Prompt
Whenever a line of the data below holds the string "message", copy that line.

Recorded data
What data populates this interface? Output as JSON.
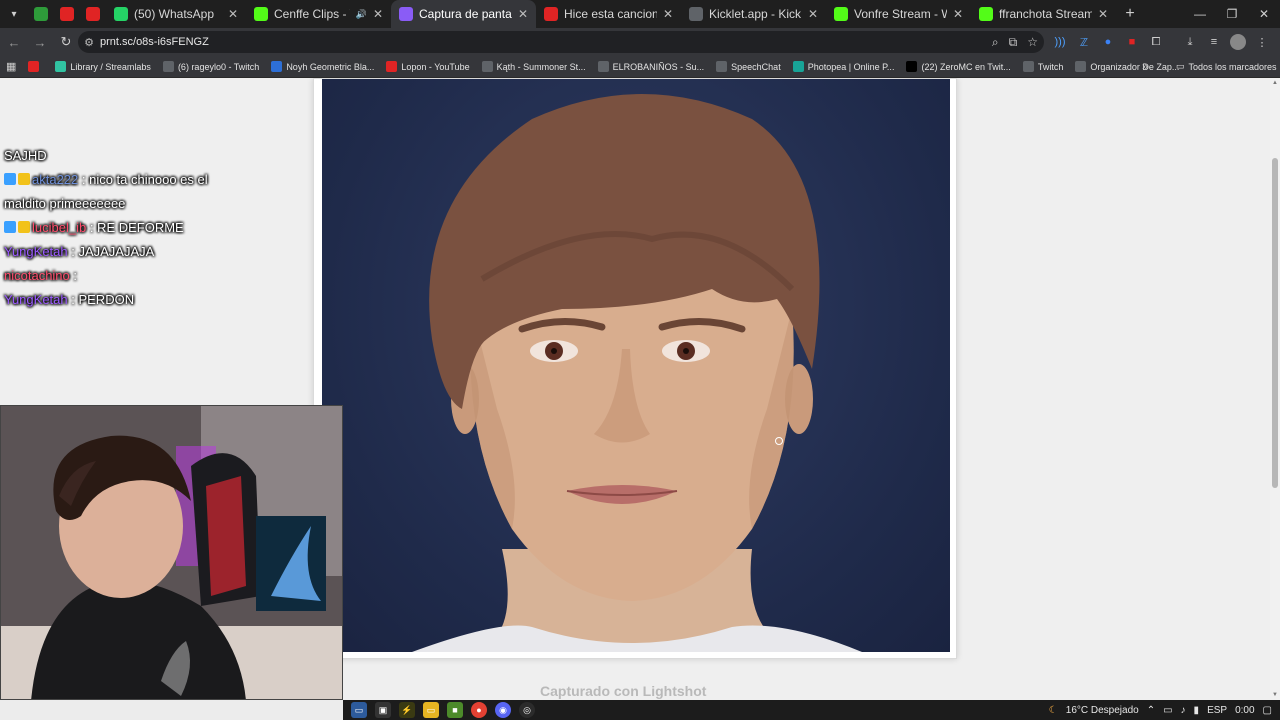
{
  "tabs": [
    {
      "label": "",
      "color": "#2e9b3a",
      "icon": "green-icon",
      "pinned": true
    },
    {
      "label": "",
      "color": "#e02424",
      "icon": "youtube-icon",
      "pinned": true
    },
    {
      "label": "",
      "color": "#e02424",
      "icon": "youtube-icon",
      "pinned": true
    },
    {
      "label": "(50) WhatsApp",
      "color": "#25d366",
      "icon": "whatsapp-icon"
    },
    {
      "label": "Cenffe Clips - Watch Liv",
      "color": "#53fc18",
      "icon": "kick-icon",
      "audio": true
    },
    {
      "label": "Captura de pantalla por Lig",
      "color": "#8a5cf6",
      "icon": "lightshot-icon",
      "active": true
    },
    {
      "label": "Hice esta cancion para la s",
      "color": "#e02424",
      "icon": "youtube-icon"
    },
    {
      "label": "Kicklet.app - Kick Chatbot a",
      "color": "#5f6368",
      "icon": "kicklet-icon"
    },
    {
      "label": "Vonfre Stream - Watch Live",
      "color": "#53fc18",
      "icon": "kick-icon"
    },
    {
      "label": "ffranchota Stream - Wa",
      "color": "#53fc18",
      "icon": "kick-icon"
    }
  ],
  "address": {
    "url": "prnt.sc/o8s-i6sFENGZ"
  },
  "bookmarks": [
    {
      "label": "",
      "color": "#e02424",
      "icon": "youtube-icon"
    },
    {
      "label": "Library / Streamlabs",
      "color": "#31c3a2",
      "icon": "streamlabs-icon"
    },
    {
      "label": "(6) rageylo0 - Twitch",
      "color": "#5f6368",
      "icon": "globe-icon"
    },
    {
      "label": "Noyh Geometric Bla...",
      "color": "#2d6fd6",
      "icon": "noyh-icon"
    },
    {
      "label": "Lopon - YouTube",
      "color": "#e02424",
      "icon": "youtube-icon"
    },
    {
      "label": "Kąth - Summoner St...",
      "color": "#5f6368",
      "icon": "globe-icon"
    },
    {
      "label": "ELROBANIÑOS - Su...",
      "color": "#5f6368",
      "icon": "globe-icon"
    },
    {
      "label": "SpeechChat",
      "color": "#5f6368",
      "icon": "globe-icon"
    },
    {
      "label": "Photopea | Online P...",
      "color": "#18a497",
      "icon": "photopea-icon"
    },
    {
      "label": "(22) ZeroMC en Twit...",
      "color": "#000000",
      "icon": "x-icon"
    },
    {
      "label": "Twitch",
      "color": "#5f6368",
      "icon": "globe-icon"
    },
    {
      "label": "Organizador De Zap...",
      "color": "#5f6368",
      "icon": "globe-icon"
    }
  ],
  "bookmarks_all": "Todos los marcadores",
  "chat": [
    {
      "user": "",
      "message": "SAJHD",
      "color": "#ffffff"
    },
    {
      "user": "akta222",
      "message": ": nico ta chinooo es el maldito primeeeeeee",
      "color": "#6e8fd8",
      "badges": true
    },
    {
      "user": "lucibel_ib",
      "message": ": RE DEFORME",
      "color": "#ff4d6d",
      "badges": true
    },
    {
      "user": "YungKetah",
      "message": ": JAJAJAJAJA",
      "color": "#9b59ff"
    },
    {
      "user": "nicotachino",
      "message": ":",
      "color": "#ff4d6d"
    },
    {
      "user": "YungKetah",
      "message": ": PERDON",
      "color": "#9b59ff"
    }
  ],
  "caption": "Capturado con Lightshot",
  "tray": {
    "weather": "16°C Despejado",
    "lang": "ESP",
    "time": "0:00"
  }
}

Finished task
      "message": "SAJHD",
      "message": ": nico ta chinooo es el maldito primeeeeeee",
      "message": ": RE DEFORME",
      "message": ": JAJAJAJAJA",
      "message": ":",
      "message": ": PERDON",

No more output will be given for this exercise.